1. Make sure Odroid has internet connection, then run the following commands:

cd ~ - This will bring you to the “home” folder of Ubuntu

mkdir new_ws - We are creating a folder for our new ROS workspace, named new_ws

cd new_ws - Navigating into that folder

mkdir src - This folder will contain the source files of the packages in the workspace

cd src


git clone - makes a local copy of a github repository

cd ~/new_ws

catkin_make - build the packages in the workspace using catkin tool

echo "source ~/new_ws/devel/setup.bash" >> ~/.bashrc

source ~/.bashrc

That’s it, our package should be installed and ready to be used.

More on workspaces and catkin:

2. Run the mavros and rosbridge, as we did in the step 4. Then in another terminal, run:

rosrun gh-mavros

Here, we’re using a “rosrun” command, which allows you to run an executable, in our case - "" “gh-mavros” is the name of our custom package“” is the name of the executable python script in the package.If everything is ok, we should get a message that FCU (Flight Control Unit, or autopilot) is connected.

3. Now download the and open it.

In this definition we’re doing a few more things:

- creating a new ROS topic and publishing data to - our custom plugin will receive updates from this topic and publish an uninterrupted stream to the Mavros topic(/mavros/setpoint_position/local) that we used to send data to directly in the previous step.

- replacing sliders with a point referenced from Rhino viewport - this will allow us to visualize and manipulate the target setpoint in the viewport

- subscribing to a Mavros topic containing information about the vehicle’s position in space to visualize it in the viewport - will allow to visualize the motion of the vehicle in the Rhino viewport

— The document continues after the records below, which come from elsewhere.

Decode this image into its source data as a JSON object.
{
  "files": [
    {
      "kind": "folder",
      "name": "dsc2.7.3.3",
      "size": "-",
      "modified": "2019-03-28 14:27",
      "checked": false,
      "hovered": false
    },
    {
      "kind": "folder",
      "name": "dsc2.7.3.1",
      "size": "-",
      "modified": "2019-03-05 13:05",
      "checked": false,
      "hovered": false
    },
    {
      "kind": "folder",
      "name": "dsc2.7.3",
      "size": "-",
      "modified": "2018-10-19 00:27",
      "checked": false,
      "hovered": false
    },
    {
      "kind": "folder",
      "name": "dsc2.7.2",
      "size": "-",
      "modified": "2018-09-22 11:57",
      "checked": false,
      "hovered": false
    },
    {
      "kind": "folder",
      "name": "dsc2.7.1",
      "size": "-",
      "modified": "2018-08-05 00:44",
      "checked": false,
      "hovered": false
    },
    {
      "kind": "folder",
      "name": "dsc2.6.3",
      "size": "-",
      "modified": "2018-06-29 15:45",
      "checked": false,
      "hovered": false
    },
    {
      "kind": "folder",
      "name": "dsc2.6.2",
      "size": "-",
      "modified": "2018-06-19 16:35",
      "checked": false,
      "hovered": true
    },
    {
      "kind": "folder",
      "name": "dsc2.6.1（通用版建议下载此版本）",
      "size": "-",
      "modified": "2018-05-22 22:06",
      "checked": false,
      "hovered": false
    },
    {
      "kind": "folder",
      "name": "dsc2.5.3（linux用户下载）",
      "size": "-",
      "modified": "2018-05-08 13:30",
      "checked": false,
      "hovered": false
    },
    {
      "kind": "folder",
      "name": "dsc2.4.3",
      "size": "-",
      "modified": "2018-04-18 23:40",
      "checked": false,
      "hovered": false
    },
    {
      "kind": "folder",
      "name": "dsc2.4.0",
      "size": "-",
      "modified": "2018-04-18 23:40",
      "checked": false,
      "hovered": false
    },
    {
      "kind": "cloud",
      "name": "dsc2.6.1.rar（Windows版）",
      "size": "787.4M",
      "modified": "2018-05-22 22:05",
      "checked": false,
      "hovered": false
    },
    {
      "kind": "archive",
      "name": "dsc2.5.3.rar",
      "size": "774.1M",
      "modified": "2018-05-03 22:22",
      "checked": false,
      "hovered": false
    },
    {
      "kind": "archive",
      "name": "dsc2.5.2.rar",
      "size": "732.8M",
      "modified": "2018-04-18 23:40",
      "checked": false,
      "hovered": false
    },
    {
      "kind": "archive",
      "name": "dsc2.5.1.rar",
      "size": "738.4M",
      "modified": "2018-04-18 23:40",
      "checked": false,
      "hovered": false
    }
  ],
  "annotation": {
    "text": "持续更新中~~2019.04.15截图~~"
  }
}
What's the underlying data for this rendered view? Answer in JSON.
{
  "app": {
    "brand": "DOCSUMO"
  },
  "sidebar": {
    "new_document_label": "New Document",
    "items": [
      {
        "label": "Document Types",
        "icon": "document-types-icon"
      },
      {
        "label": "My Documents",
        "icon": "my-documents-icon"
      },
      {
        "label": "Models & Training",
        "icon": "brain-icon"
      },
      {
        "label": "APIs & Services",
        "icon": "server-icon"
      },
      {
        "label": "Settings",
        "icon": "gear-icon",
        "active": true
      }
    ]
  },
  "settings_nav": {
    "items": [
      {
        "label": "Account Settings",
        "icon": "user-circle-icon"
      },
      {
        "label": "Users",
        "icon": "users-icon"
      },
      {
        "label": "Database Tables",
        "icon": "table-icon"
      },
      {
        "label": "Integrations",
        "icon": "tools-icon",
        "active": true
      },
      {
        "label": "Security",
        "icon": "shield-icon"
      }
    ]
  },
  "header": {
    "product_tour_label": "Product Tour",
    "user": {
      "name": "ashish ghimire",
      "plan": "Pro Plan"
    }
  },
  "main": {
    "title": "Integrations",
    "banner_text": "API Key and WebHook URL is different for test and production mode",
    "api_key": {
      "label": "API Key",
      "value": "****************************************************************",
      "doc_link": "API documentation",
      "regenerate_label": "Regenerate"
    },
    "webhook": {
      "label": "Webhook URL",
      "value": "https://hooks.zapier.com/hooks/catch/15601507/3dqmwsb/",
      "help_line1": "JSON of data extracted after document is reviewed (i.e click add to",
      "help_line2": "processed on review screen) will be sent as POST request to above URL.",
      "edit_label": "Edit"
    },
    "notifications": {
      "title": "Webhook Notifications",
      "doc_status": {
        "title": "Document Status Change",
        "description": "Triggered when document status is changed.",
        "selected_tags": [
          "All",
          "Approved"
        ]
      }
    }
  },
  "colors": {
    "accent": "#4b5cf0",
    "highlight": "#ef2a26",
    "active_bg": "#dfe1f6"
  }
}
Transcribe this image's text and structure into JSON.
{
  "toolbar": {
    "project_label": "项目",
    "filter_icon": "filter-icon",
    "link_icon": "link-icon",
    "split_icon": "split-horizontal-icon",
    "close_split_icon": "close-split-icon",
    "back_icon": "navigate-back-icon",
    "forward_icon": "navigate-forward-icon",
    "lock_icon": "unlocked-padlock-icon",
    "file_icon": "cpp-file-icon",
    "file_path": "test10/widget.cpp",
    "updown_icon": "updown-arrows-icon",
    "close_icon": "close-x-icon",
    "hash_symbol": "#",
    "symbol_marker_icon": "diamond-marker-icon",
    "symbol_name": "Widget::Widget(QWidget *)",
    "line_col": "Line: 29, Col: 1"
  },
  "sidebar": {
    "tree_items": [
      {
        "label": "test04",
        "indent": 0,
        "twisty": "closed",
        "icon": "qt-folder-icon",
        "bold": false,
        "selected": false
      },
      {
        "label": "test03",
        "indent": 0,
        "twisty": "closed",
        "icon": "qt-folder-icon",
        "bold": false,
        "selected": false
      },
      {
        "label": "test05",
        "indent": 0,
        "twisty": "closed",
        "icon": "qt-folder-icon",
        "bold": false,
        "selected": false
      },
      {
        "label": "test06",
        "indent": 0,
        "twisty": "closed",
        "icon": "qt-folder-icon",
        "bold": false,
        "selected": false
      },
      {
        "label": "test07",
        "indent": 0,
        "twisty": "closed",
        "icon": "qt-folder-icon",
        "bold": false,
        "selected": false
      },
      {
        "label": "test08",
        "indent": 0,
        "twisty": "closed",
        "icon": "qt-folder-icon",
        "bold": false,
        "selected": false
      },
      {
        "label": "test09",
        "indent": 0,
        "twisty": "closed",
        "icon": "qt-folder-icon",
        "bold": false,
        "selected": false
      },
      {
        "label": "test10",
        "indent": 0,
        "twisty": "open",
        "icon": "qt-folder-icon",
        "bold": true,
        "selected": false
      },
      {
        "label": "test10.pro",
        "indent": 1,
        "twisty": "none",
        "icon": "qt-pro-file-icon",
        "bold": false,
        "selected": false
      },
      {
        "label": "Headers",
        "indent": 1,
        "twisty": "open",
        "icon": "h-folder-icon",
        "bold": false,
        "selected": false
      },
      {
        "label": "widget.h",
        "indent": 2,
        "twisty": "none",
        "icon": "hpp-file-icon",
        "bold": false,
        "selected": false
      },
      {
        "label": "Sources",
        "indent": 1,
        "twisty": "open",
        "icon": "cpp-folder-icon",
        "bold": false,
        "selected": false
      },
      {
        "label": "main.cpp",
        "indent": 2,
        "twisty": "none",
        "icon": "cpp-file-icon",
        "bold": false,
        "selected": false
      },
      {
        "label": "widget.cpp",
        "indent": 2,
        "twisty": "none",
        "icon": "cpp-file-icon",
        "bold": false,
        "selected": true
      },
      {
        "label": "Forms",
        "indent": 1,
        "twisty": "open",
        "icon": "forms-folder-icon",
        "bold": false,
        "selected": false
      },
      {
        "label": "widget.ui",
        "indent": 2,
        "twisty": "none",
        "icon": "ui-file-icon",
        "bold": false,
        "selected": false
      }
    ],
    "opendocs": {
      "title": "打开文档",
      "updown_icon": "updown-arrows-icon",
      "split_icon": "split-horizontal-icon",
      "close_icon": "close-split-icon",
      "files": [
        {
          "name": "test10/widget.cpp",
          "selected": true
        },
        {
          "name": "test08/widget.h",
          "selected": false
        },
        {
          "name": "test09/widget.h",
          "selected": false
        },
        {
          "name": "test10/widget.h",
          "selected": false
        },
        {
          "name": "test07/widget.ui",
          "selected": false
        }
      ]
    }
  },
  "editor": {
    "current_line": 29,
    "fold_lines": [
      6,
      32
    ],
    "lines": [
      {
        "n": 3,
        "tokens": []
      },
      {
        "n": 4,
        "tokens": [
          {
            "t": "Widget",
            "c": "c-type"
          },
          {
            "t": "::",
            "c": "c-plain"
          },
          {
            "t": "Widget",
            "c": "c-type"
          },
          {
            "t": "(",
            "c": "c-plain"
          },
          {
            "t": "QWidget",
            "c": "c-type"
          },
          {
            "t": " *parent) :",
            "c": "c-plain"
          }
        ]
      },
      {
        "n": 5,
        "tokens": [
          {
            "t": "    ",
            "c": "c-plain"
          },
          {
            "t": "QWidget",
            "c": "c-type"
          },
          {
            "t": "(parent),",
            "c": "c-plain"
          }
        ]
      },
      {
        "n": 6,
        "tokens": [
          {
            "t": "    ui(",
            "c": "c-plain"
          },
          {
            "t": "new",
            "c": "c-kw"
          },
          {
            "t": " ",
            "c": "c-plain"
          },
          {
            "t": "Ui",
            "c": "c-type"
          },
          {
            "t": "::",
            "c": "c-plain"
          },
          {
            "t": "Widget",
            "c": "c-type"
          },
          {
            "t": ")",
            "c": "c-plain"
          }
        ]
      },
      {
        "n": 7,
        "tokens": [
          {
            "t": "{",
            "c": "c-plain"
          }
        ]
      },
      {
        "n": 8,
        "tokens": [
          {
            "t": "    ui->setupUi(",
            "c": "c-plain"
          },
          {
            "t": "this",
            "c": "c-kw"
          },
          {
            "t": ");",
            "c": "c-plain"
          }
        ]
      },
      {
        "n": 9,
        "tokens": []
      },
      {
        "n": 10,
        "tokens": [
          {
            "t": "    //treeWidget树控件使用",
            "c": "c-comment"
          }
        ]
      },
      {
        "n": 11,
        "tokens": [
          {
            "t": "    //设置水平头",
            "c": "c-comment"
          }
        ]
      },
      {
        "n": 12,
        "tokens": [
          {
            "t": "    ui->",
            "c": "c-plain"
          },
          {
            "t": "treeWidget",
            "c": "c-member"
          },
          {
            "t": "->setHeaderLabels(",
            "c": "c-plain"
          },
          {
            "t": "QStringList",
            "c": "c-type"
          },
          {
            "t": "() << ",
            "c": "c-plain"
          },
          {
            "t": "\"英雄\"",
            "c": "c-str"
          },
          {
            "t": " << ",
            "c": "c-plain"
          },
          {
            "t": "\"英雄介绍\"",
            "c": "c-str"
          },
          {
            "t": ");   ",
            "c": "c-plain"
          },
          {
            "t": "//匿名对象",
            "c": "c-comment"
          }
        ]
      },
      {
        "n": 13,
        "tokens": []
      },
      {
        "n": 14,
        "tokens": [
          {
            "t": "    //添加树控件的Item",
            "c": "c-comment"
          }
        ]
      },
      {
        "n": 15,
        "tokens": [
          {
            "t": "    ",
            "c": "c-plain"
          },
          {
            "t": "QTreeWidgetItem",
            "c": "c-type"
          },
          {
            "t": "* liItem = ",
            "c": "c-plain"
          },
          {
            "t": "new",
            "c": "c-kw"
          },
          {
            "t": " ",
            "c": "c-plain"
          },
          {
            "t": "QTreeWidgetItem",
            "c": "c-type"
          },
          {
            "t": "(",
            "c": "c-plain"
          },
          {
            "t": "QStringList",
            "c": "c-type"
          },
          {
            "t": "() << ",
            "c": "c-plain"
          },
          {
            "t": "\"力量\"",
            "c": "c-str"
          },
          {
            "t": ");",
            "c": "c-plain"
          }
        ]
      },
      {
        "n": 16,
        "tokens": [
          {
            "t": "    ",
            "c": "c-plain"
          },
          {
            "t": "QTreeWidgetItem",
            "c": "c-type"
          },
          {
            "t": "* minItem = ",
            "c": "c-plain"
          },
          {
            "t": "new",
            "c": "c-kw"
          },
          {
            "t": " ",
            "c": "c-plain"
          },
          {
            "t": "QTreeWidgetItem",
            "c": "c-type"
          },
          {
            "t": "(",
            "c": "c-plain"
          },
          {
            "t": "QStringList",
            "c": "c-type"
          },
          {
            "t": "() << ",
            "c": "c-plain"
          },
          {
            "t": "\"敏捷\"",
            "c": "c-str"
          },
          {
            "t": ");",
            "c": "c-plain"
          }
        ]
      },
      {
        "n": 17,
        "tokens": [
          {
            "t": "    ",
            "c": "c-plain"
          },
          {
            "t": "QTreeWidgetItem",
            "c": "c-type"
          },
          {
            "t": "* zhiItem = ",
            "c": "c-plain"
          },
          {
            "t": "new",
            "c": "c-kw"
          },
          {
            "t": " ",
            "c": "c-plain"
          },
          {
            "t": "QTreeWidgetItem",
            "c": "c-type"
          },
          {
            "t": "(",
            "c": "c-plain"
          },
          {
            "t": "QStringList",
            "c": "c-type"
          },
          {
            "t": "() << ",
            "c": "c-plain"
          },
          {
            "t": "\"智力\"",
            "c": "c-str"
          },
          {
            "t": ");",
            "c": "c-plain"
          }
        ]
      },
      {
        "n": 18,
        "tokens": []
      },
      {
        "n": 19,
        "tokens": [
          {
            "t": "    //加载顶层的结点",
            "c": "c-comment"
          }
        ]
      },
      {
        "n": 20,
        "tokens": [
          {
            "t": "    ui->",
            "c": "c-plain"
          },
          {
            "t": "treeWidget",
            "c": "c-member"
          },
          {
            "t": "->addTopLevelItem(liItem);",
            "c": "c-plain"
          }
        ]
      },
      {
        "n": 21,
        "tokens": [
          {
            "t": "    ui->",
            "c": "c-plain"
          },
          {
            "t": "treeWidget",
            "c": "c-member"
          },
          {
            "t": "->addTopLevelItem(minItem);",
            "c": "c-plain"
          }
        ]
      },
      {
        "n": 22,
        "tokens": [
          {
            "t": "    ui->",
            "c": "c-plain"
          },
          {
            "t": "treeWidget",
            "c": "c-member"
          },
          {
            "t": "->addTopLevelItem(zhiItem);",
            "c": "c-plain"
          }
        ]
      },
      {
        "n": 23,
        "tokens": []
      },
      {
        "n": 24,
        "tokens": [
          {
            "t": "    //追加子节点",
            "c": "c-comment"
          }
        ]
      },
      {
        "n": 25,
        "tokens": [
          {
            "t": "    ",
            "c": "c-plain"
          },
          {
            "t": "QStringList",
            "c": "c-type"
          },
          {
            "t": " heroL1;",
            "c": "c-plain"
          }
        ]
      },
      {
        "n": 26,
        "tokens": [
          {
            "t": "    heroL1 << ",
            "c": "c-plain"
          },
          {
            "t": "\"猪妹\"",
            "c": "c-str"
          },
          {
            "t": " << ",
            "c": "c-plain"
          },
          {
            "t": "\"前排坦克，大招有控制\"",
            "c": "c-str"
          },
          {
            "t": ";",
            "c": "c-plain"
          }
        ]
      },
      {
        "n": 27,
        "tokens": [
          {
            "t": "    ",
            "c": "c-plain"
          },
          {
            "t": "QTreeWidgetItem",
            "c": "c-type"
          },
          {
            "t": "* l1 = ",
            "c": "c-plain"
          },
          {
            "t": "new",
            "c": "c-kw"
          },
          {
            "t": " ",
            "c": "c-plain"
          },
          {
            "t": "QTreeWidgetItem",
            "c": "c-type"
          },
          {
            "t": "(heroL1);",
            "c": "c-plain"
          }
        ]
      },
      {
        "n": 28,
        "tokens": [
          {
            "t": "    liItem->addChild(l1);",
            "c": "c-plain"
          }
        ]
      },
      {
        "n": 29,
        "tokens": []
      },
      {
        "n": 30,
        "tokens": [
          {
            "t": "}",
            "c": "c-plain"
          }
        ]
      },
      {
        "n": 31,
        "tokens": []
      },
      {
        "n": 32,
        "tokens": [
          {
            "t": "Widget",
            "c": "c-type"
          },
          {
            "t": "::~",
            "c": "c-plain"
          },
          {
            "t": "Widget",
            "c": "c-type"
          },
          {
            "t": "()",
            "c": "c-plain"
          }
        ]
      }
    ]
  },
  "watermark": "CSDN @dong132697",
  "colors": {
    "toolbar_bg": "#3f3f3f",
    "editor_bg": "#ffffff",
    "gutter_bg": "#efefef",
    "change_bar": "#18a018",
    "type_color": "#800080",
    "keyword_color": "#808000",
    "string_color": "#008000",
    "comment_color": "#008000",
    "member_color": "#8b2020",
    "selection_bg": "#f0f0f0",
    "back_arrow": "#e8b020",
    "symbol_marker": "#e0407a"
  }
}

4. Connect to rosbridge in the same way we did it before in step 6. Press the button to create a new ROS topic, and reference a new point from the Rhino viewport. Also press the button to subscribe to Mavros topic, we’ll be getting data containing vehicle’s position in space from it and visualizing it in the viewport.

5. If we now move the point in the viewport, in the terminal where we launched, we should see a message saying that a new target has been received.

Step 9: Fly With Offboard Control

Before continuing: Warning, Offboard control is dangerous. Always be ready to switch back to manual control, or engage the kill switch, in case something goes wrong! Safety first!

When setting a reference point in grasshopper, be sure to put it close to the takeoff location of the drone. Take off manually, put the vehicle in the position control mode first, make sure it can hold position well and then switch to OFFBOARD. At this point you should be able to move the reference point in the Rhino viewport and observe the vehicle fly to the destination.

Grasshopper + ROS Autonomous Vehicle Control from Artyom Maxim on Vimeo.

Drones Contest 2016

Participated in the
Drones Contest 2016